-- Data shown follows --
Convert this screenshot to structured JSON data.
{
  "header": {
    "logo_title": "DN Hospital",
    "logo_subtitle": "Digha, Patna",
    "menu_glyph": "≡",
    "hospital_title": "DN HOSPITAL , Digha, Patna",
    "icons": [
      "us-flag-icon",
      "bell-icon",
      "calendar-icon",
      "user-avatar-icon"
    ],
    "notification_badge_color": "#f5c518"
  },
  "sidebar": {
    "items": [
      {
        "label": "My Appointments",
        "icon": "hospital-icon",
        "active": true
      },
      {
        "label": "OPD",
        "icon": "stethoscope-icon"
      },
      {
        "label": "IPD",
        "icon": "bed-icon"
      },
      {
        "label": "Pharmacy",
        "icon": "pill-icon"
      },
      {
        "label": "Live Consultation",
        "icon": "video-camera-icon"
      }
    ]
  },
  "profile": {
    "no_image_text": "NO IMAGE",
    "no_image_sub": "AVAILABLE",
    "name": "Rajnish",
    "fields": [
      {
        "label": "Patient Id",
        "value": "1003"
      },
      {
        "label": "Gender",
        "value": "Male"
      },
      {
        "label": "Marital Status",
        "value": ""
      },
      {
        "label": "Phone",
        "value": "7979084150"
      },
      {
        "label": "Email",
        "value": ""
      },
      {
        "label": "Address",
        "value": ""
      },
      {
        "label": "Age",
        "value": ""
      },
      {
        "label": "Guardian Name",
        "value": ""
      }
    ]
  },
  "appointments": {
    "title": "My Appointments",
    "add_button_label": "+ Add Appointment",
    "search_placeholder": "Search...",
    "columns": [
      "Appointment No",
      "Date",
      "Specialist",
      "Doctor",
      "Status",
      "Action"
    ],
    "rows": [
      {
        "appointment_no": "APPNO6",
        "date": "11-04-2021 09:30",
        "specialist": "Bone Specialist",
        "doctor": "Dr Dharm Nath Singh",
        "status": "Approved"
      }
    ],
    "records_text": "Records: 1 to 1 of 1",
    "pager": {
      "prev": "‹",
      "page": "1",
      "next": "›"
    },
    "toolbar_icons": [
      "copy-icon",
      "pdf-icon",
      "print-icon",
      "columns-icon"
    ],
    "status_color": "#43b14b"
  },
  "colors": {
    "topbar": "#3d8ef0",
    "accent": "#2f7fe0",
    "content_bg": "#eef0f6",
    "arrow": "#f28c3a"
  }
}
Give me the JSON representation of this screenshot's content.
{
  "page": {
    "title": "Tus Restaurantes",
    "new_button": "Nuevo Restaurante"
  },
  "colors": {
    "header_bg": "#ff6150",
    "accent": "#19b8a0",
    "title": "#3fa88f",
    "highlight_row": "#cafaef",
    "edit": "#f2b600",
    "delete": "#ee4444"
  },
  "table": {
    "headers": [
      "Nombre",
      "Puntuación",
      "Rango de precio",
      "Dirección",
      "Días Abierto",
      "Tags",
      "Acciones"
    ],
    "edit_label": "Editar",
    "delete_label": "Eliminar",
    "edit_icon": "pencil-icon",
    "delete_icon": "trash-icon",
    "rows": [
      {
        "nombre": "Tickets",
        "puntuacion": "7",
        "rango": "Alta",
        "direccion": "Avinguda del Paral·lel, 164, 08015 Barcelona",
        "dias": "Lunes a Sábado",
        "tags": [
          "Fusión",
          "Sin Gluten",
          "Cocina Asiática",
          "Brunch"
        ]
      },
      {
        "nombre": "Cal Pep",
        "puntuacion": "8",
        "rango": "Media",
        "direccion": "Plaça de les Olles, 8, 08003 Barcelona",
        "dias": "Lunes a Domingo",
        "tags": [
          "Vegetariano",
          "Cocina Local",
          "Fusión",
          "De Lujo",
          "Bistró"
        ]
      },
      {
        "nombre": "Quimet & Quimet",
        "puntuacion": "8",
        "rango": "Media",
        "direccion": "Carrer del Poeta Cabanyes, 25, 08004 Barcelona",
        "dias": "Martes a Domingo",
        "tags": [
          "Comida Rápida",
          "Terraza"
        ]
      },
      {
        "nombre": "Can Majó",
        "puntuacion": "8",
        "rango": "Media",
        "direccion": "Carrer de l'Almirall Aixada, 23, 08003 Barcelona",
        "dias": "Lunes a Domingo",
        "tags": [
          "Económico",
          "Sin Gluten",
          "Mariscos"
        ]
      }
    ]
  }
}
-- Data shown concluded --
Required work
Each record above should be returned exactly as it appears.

Solution for this problem
Convert this screenshot to structured JSON data.
{
  "header": {
    "logo_title": "DN Hospital",
    "logo_subtitle": "Digha, Patna",
    "menu_glyph": "≡",
    "hospital_title": "DN HOSPITAL , Digha, Patna",
    "icons": [
      "us-flag-icon",
      "bell-icon",
      "calendar-icon",
      "user-avatar-icon"
    ],
    "notification_badge_color": "#f5c518"
  },
  "sidebar": {
    "items": [
      {
        "label": "My Appointments",
        "icon": "hospital-icon",
        "active": true
      },
      {
        "label": "OPD",
        "icon": "stethoscope-icon"
      },
      {
        "label": "IPD",
        "icon": "bed-icon"
      },
      {
        "label": "Pharmacy",
        "icon": "pill-icon"
      },
      {
        "label": "Live Consultation",
        "icon": "video-camera-icon"
      }
    ]
  },
  "profile": {
    "no_image_text": "NO IMAGE",
    "no_image_sub": "AVAILABLE",
    "name": "Rajnish",
    "fields": [
      {
        "label": "Patient Id",
        "value": "1003"
      },
      {
        "label": "Gender",
        "value": "Male"
      },
      {
        "label": "Marital Status",
        "value": ""
      },
      {
        "label": "Phone",
        "value": "7979084150"
      },
      {
        "label": "Email",
        "value": ""
      },
      {
        "label": "Address",
        "value": ""
      },
      {
        "label": "Age",
        "value": ""
      },
      {
        "label": "Guardian Name",
        "value": ""
      }
    ]
  },
  "appointments": {
    "title": "My Appointments",
    "add_button_label": "+ Add Appointment",
    "search_placeholder": "Search...",
    "columns": [
      "Appointment No",
      "Date",
      "Specialist",
      "Doctor",
      "Status",
      "Action"
    ],
    "rows": [
      {
        "appointment_no": "APPNO6",
        "date": "11-04-2021 09:30",
        "specialist": "Bone Specialist",
        "doctor": "Dr Dharm Nath Singh",
        "status": "Approved"
      }
    ],
    "records_text": "Records: 1 to 1 of 1",
    "pager": {
      "prev": "‹",
      "page": "1",
      "next": "›"
    },
    "toolbar_icons": [
      "copy-icon",
      "pdf-icon",
      "print-icon",
      "columns-icon"
    ],
    "status_color": "#43b14b"
  },
  "colors": {
    "topbar": "#3d8ef0",
    "accent": "#2f7fe0",
    "content_bg": "#eef0f6",
    "arrow": "#f28c3a"
  }
}
Give me the JSON representation of this screenshot's content.
{
  "page": {
    "title": "Tus Restaurantes",
    "new_button": "Nuevo Restaurante"
  },
  "colors": {
    "header_bg": "#ff6150",
    "accent": "#19b8a0",
    "title": "#3fa88f",
    "highlight_row": "#cafaef",
    "edit": "#f2b600",
    "delete": "#ee4444"
  },
  "table": {
    "headers": [
      "Nombre",
      "Puntuación",
      "Rango de precio",
      "Dirección",
      "Días Abierto",
      "Tags",
      "Acciones"
    ],
    "edit_label": "Editar",
    "delete_label": "Eliminar",
    "edit_icon": "pencil-icon",
    "delete_icon": "trash-icon",
    "rows": [
      {
        "nombre": "Tickets",
        "puntuacion": "7",
        "rango": "Alta",
        "direccion": "Avinguda del Paral·lel, 164, 08015 Barcelona",
        "dias": "Lunes a Sábado",
        "tags": [
          "Fusión",
          "Sin Gluten",
          "Cocina Asiática",
          "Brunch"
        ]
      },
      {
        "nombre": "Cal Pep",
        "puntuacion": "8",
        "rango": "Media",
        "direccion": "Plaça de les Olles, 8, 08003 Barcelona",
        "dias": "Lunes a Domingo",
        "tags": [
          "Vegetariano",
          "Cocina Local",
          "Fusión",
          "De Lujo",
          "Bistró"
        ]
      },
      {
        "nombre": "Quimet & Quimet",
        "puntuacion": "8",
        "rango": "Media",
        "direccion": "Carrer del Poeta Cabanyes, 25, 08004 Barcelona",
        "dias": "Martes a Domingo",
        "tags": [
          "Comida Rápida",
          "Terraza"
        ]
      },
      {
        "nombre": "Can Majó",
        "puntuacion": "8",
        "rango": "Media",
        "direccion": "Carrer de l'Almirall Aixada, 23, 08003 Barcelona",
        "dias": "Lunes a Domingo",
        "tags": [
          "Económico",
          "Sin Gluten",
          "Mariscos"
        ]
      }
    ]
  }
}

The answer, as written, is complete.